If only that were true. As the Trump administration struggles to contain the spread of Coronavirus, its immigration policies may well exacerbate this crisis. The “public charge” rule discourages immigrants from accessing health care. The “Remain in Mexico” policy has created conditions ripe for a viral outbreak along the border. Immigration enforcement actions have sown distrust and fear in Latino communities. Taken together, these measures endanger the well-being of countless Americans.
Consider the administration’s controversial “public charge” rule, which was implemented in February. It makes it harder for legal immigrants to obtain a green card if they access federal benefits for which they qualify, like Medicaid, food stamps, and housing vouchers. As a result, immigrants around the country have been opting out of health and nutrition plans. It’s easy to see how a person concerned about jeopardizing their path to citizenship might resist coming forward to report symptoms or exposure to Coronavirus. With a pandemic upon us, the deterrent effect of the public charge rule places immigrants, their families, and the broader community at risk.
Yet this was all foreseeable. In the ongoing litigation over this regulation, the Department of Homeland Security (DHS) conceded that the rule could lead to “increased prevalence of communicable diseases, disenrollment from public programs, and increased use of emergency rooms as a primary care method.” DHS notes that the public charge rule has an exception for “emergency medical assistance.” Still, why would any immigrant place their trust an administration that has denied flu shots to migrants in detention and used confidential therapy notes to try to deport young immigrants?
Trump’s “Remain in Mexico” policy is also potentially harmful to public health. Under this process, asylum-seekers are forced to wait on the Mexican side of the border while their cases are processed here. Nearly 60,000 migrants are currently waiting in Mexico, with thousands living in unsanitary, squalid conditions. As these vulnerable people await humanitarian relief, an outbreak of the virus in their shelters and camps could be devastating. Again, this would not only affect migrants: Due to its highly contagious nature, a coronavirus outbreak along the border would likely expose Border Patrol agents, U.S. troops, and aid workers to the virus too.
Within our borders, the Trump administration has created a less-than-ideal climate for battling a pandemic. The administration’s aggressive immigration enforcement actions mean that millions of undocumented people are wary of any interaction with the government, which includes going to the hospital. Health advocates warn that there is a lack of information about coronavirus available in Spanish. And Trump has already demonstrated indifference to the suffering of Latinos; the administration basically ignored Puerto Rico during Hurricane Maria, and the president’s response to the El Paso massacre was to stage an insensitive photo-op with a baby orphaned by the mass shooting. It's no wonder that advocacy groups are bracing for the administration to resort to more fear mongering and xenophobia about immigrants.

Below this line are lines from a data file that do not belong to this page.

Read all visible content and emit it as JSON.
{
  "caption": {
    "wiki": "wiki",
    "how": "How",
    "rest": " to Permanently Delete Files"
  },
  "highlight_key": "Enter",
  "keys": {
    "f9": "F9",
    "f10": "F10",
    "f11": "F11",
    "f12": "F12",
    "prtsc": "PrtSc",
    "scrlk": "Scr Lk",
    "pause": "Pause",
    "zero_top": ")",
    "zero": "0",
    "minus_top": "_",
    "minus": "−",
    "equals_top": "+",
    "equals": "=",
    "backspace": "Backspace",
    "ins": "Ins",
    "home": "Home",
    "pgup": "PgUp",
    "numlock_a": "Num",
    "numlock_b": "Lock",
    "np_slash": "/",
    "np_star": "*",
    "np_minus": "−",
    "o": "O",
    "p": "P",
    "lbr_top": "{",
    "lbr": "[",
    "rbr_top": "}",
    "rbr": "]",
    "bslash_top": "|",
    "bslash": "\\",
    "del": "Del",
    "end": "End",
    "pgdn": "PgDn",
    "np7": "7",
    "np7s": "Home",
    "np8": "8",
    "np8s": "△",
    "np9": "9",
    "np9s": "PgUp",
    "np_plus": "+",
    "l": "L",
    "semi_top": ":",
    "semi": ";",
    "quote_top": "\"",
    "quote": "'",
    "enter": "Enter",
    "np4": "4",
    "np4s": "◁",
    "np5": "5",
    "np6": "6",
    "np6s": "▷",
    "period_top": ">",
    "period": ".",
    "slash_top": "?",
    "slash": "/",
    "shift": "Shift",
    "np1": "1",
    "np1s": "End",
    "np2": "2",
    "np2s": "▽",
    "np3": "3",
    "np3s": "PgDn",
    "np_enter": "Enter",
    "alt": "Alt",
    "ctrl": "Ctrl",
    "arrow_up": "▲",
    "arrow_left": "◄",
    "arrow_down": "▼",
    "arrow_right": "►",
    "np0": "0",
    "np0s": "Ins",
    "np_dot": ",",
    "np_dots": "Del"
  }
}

While any administration would be challenged by the Coronavirus outbreak, there are steps that the president can take that would mitigate its spread.

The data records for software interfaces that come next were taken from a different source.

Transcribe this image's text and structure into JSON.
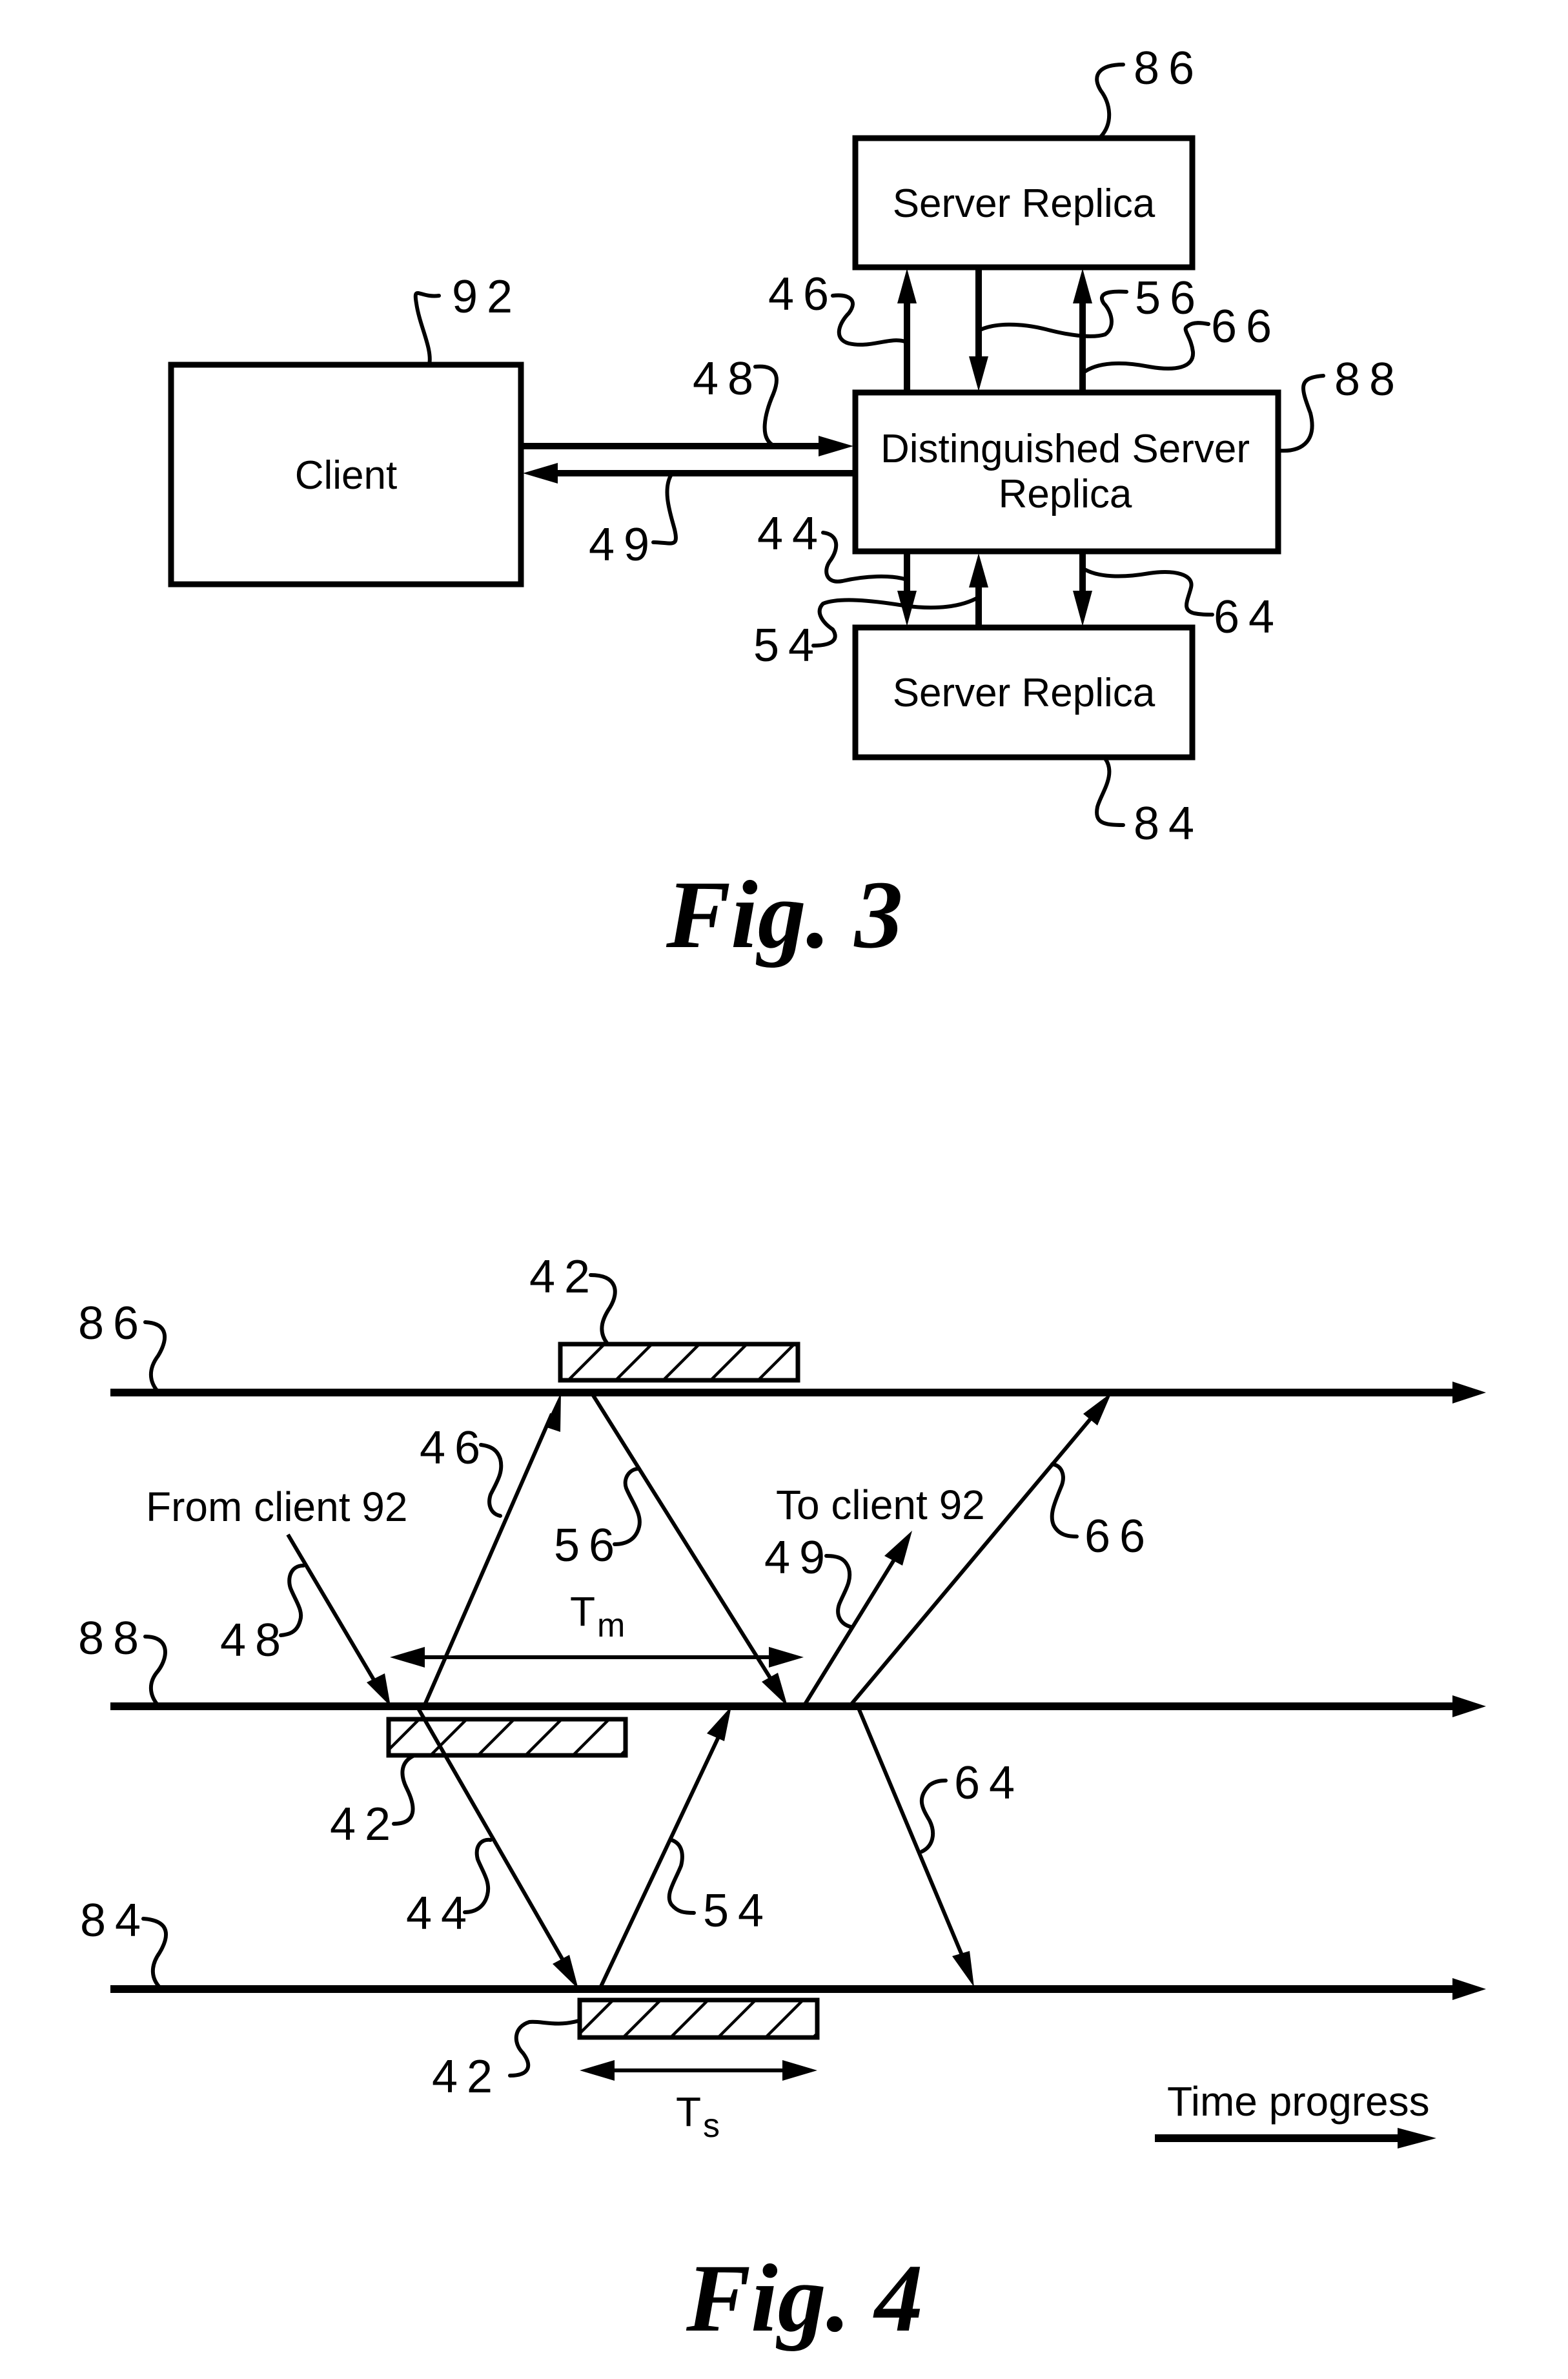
{
  "fig3": {
    "caption": "Fig.  3",
    "boxes": {
      "client": "Client",
      "top_server": "Server Replica",
      "distinguished_line1": "Distinguished Server",
      "distinguished_line2": "Replica",
      "bottom_server": "Server Replica"
    },
    "refs": {
      "client": "92",
      "top_server": "86",
      "distinguished": "88",
      "bottom_server": "84",
      "msg_46": "46",
      "msg_56": "56",
      "msg_66": "66",
      "msg_48": "48",
      "msg_49": "49",
      "msg_44": "44",
      "msg_54": "54",
      "msg_64": "64"
    }
  },
  "fig4": {
    "caption": "Fig.  4",
    "timelines": [
      {
        "ref": "86",
        "name": "server-replica-86"
      },
      {
        "ref": "88",
        "name": "distinguished-server-88"
      },
      {
        "ref": "84",
        "name": "server-replica-84"
      }
    ],
    "processing_ref": "42",
    "labels": {
      "from_client": "From client 92",
      "to_client": "To client 92",
      "tm_main": "T",
      "tm_sub": "m",
      "ts_main": "T",
      "ts_sub": "s",
      "time_progress": "Time progress"
    },
    "refs": {
      "msg_46": "46",
      "msg_56": "56",
      "msg_48": "48",
      "msg_49": "49",
      "msg_66": "66",
      "msg_44": "44",
      "msg_54": "54",
      "msg_64": "64",
      "proc_top": "42",
      "proc_mid": "42",
      "proc_bot": "42"
    }
  }
}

Trump could suspend the implementation of the “public charge” rule or temporarily halt immigration enforcement actions in and around hospitals and medical facilities. The administration could fund coronavirus outreach programs for Latinos. This would be especially useful as Latinos have the highest uninsured rate of any racial or ethnic group in the U.S., and are significantly affected by conditions that compromise the immune system, like asthma, diabetes, and HIV/AIDS. What the administration should not do is attempt to further politicize this crisis or use it as an excuse for closing our borders. The coronavirus does not discriminate based on immigration status and will not be stopped by a wall.
The coronavirus crisis demands a swift change in the administration’s dangerous immigration policies. At stake is nothing less than the lives of immigrants, Latinos — and all Americans.
Raul A. Reyes is an immigration attorney and member of the USA Today Board of Contributors. A graduate of Harvard University and Columbia Law School, he is also a contributor to NBCNews.com and CNN Opinion. You can follow him on Twitter at @RaulAReyes, Instagram: raulareyes1.